Data excerpts
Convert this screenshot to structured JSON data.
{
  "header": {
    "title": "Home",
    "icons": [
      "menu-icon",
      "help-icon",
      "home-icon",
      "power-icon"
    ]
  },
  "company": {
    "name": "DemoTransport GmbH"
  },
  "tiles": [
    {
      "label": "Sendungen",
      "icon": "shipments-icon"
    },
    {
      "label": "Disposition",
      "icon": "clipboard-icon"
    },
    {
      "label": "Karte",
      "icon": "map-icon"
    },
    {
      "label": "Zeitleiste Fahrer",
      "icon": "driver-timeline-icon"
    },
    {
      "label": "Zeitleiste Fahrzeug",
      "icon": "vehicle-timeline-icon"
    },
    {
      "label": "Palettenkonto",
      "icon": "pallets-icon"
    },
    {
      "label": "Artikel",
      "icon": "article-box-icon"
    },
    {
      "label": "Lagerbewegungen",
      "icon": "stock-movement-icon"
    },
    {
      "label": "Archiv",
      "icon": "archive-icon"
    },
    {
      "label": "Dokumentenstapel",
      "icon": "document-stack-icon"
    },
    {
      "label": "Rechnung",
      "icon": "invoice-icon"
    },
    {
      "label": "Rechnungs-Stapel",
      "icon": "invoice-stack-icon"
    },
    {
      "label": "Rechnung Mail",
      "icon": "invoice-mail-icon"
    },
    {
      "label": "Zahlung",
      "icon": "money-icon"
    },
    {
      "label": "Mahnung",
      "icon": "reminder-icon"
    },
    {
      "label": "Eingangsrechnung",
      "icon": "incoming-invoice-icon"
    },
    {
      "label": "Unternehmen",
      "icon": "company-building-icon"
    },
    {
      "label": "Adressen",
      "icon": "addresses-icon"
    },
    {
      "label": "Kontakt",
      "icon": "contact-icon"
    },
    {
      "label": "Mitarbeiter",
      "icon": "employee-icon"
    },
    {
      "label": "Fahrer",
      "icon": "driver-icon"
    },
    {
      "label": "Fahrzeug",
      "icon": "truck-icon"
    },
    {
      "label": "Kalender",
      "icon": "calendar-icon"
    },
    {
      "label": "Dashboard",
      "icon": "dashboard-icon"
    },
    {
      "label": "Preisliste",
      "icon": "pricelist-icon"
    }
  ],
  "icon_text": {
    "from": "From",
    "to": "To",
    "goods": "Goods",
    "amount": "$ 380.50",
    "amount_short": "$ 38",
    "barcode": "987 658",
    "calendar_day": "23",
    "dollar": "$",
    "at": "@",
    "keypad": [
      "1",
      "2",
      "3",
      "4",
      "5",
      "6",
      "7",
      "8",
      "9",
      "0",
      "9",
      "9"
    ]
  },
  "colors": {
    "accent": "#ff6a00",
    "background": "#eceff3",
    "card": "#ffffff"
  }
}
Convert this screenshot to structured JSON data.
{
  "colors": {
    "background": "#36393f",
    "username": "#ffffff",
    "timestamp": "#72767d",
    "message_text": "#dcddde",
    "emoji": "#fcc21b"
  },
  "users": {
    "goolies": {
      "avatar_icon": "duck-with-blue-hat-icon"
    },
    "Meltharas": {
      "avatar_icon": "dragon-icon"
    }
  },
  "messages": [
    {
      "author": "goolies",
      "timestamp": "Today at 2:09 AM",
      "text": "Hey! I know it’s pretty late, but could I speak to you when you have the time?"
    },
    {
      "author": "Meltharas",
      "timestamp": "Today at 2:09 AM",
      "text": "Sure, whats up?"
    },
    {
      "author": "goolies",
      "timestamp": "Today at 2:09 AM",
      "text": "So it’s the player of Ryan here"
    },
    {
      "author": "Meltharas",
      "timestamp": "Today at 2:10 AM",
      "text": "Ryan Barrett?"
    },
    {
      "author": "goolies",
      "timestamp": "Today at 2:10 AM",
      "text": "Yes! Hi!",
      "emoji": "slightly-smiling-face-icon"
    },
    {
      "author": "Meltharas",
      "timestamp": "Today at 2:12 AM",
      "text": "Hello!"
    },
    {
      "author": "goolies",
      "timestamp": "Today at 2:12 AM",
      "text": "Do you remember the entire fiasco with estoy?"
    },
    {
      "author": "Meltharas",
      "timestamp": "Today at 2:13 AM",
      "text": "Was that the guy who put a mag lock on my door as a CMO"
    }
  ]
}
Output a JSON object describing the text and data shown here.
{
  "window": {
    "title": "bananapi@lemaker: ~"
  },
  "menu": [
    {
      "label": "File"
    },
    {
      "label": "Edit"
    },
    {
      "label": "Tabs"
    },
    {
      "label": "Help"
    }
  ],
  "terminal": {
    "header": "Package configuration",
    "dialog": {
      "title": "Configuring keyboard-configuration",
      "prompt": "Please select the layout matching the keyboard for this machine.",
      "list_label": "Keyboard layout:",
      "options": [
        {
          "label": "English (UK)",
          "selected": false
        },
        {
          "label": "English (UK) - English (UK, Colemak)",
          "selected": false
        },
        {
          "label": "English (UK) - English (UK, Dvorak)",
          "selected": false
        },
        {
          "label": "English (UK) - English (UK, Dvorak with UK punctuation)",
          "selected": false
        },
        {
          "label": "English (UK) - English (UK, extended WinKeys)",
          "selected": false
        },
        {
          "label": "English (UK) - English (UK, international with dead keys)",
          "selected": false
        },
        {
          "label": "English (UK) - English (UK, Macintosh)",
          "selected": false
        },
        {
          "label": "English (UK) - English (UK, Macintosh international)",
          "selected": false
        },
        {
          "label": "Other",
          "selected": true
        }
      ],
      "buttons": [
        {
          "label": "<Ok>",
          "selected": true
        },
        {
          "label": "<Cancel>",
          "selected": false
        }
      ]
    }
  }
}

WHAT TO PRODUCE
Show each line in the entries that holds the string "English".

THE COMPLETED TASK
          "label": "English (UK)",
          "label": "English (UK) - English (UK, Colemak)",
          "label": "English (UK) - English (UK, Dvorak)",
          "label": "English (UK) - English (UK, Dvorak with UK punctuation)",
          "label": "English (UK) - English (UK, extended WinKeys)",
          "label": "English (UK) - English (UK, international with dead keys)",
          "label": "English (UK) - English (UK, Macintosh)",
          "label": "English (UK) - English (UK, Macintosh international)",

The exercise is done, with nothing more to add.